AIM OF THE TASK: Isolate every line in the data with the string "groupAttr" and copy it.

SOURCE MATERIAL:

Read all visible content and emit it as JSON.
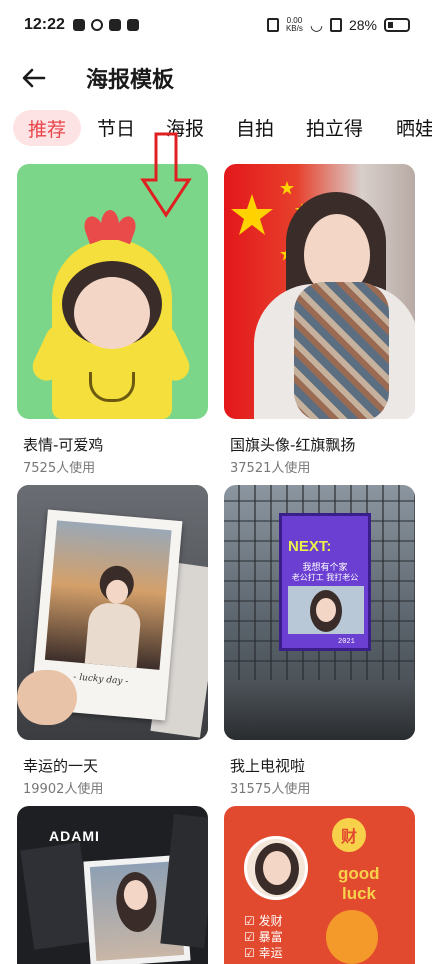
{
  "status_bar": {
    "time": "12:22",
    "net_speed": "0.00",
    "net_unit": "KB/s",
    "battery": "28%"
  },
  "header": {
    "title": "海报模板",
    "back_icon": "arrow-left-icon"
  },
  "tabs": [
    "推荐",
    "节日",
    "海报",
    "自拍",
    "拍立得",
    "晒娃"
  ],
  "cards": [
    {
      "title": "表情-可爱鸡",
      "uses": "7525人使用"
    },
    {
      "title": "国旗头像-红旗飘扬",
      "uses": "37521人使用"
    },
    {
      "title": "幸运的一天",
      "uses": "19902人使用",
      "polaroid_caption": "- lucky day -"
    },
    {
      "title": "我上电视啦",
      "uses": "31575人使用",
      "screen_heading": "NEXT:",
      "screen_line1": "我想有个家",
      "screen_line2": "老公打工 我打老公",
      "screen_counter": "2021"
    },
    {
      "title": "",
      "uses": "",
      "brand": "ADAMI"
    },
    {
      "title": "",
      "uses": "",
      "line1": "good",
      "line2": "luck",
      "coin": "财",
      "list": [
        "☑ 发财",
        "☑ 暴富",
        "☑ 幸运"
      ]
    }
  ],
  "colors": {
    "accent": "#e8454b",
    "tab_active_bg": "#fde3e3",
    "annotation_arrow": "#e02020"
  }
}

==

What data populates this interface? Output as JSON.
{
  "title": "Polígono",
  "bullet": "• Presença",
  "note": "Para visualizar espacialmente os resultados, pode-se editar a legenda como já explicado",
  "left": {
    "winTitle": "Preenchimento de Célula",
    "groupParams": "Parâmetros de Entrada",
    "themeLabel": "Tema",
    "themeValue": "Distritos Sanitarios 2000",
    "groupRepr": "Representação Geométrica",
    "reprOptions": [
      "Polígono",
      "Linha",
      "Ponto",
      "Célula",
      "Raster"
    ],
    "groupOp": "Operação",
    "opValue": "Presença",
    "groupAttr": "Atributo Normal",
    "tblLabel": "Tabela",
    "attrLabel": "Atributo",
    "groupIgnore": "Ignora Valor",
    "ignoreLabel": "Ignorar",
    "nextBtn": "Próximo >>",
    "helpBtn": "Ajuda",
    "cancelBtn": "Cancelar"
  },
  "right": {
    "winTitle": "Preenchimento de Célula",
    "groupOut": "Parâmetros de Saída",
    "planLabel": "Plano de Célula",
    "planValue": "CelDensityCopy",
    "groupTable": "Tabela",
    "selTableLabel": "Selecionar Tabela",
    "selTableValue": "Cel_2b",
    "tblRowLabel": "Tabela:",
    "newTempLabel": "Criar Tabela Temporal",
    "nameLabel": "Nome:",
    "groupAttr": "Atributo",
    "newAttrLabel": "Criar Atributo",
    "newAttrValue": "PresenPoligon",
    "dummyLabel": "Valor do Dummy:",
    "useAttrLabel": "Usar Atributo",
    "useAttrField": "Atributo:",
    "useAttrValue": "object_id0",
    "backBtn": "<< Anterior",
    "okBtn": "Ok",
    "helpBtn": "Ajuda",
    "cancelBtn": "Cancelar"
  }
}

WRITTEN ANSWER:
    "groupAttr": "Atributo Normal",
    "groupAttr": "Atributo",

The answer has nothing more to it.